4. Let the information come to you. Speaking of Google, there are free tools that Google offers that can be helpful for any small business owner. I’m a writer. I use what are called “Google alerts.” I made a web alert that sends me an email whenever my name or my company’s name (PurpleCar) is mentioned anywhere on the web. Today I received an alert that I was mentioned in Smartlife.com’s TOP 50 list of Freelance Bloggers. I was thrilled, and now I can add that credential to my list. The same thing happened when I was named to ALLTOP’s list of Top Utterli.com users. These publications don’t notify you when you are honored with a mention, but Google alerts will.
Small business owners should set up Google alerts on keywords that relate to their product or service. A keyword is any word that is used often when referring to the subject. Some keywords for “Valentine’s Gifts” would be valentine, gift, chocolate, flowers, cards, jewelry, love, girlfriend, boyfriend, what to get (keywords can be phrases, too!).
5. Last but not least, start reading blogs. There are a lot of great blogs out there for small business owners. Check out one of our recent podcast guests, Becky McCray. Becky writes at Small Biz Survival and she will launch any small business owner into the blogosphere and Web2.0 universe.
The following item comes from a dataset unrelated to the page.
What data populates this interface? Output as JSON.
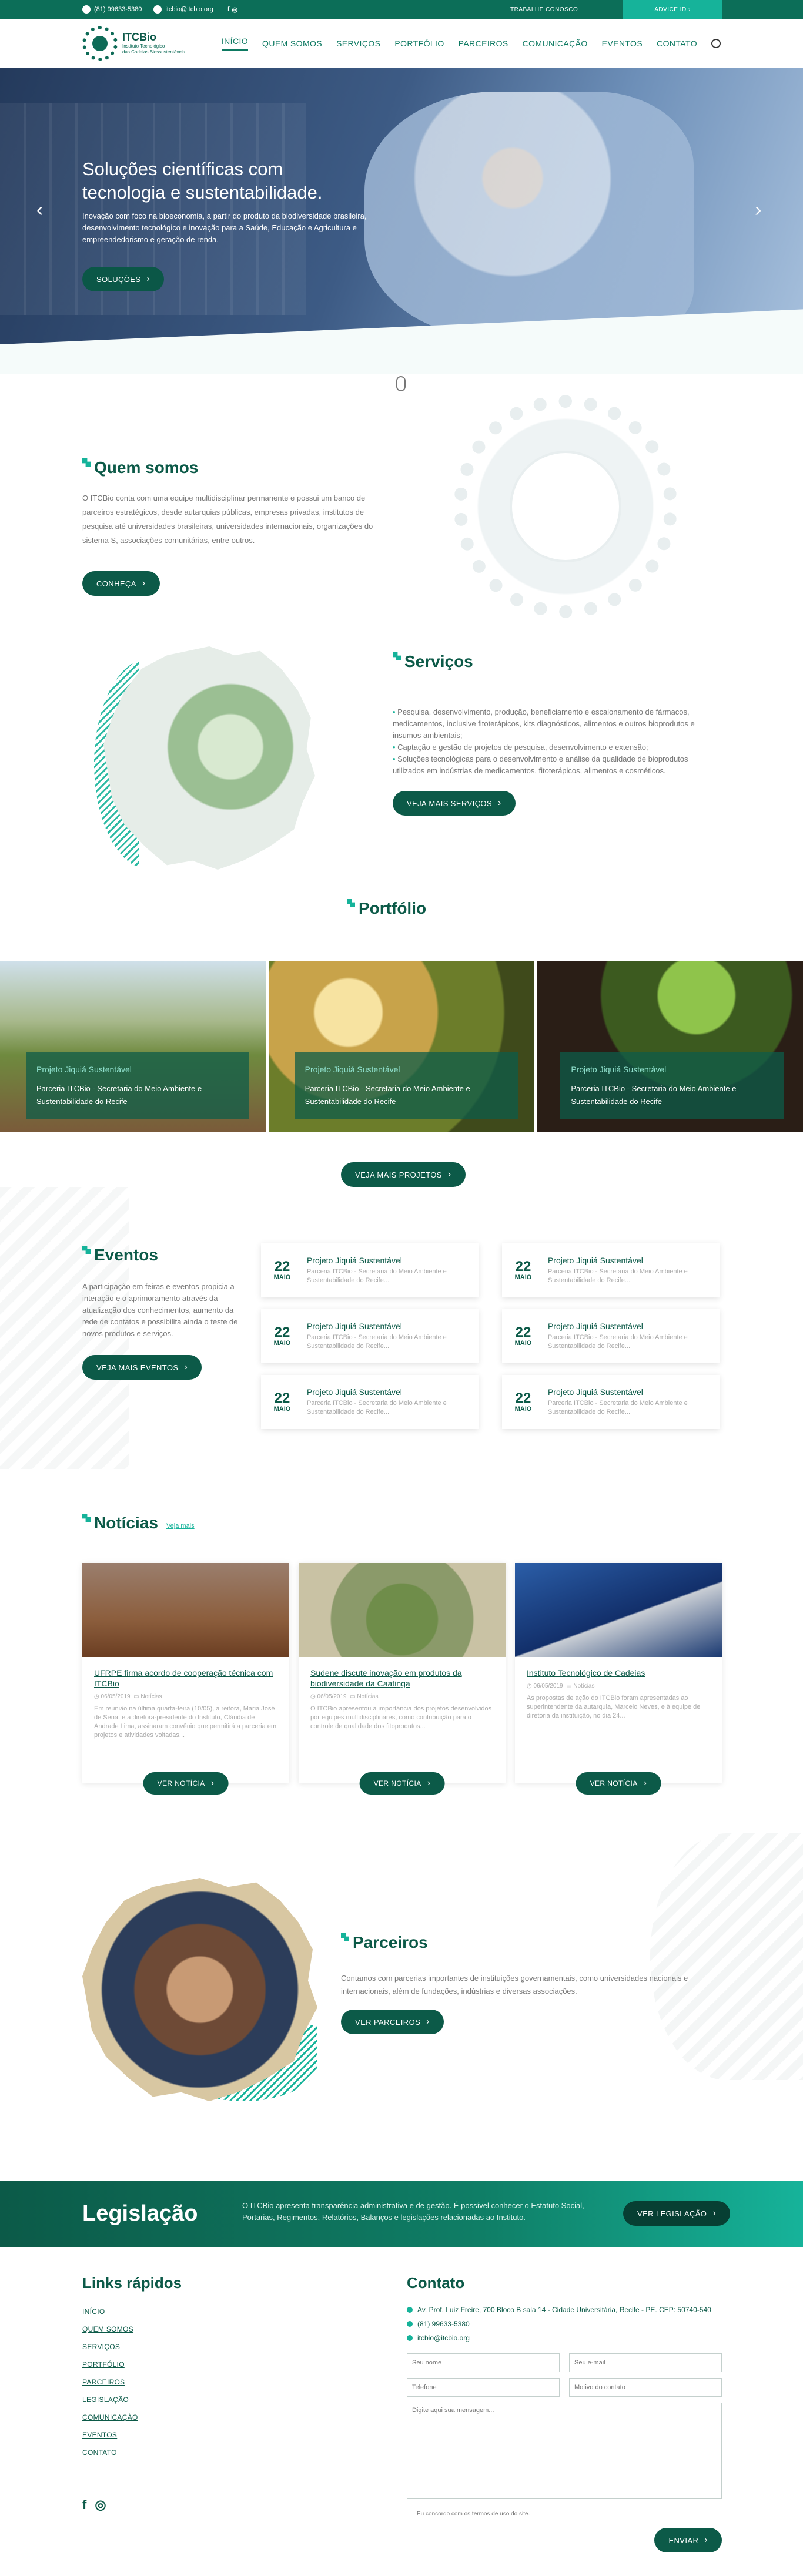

All of these efforts just take time and an internet connection. Any small business owner could benefit from the new crowdsourcing options available in this brave, new social web world. The conversations are happening. Jump in.